Write the data out again exactly, dropping any images it holds.

Stored data entries:
- - -

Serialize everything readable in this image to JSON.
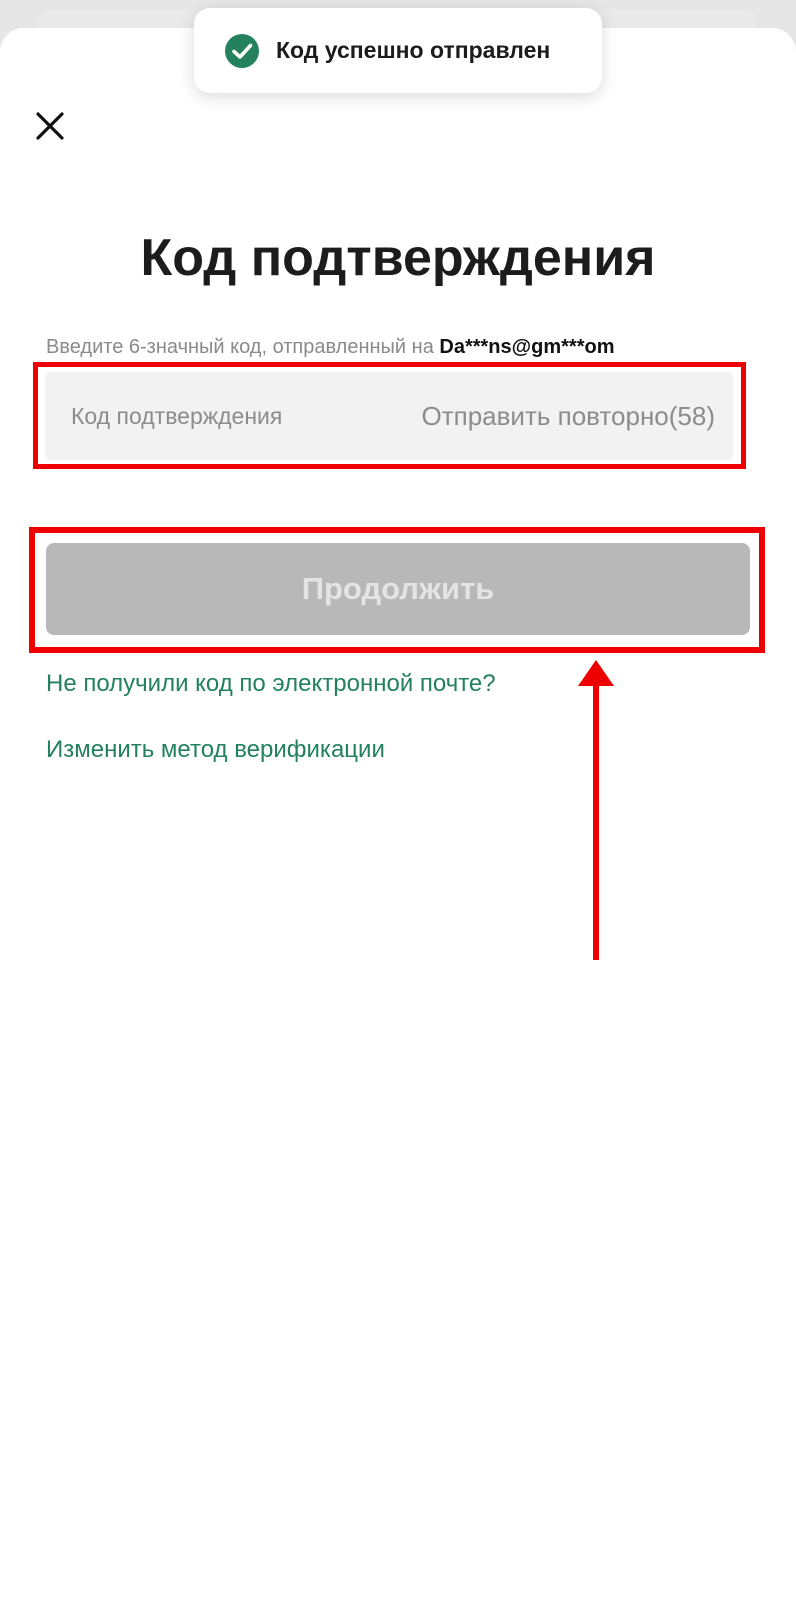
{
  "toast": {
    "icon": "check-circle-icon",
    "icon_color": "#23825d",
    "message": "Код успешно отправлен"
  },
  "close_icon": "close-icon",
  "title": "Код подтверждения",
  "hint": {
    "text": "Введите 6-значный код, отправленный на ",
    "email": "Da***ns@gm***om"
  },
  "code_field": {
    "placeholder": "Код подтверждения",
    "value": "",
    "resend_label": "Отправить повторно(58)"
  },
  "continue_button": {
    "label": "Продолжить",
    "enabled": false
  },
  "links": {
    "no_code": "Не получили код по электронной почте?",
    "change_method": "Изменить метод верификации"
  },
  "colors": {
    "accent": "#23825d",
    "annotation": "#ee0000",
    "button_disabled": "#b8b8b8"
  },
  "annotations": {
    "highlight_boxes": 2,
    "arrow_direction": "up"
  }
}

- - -

→ WRITTEN REPLY
Serialize everything readable in this image to JSON.
{
  "toast": {
    "icon": "check-circle-icon",
    "icon_color": "#23825d",
    "message": "Код успешно отправлен"
  },
  "close_icon": "close-icon",
  "title": "Код подтверждения",
  "hint": {
    "text": "Введите 6-значный код, отправленный на ",
    "email": "Da***ns@gm***om"
  },
  "code_field": {
    "placeholder": "Код подтверждения",
    "value": "",
    "resend_label": "Отправить повторно(58)"
  },
  "continue_button": {
    "label": "Продолжить",
    "enabled": false
  },
  "links": {
    "no_code": "Не получили код по электронной почте?",
    "change_method": "Изменить метод верификации"
  },
  "colors": {
    "accent": "#23825d",
    "annotation": "#ee0000",
    "button_disabled": "#b8b8b8"
  },
  "annotations": {
    "highlight_boxes": 2,
    "arrow_direction": "up"
  }
}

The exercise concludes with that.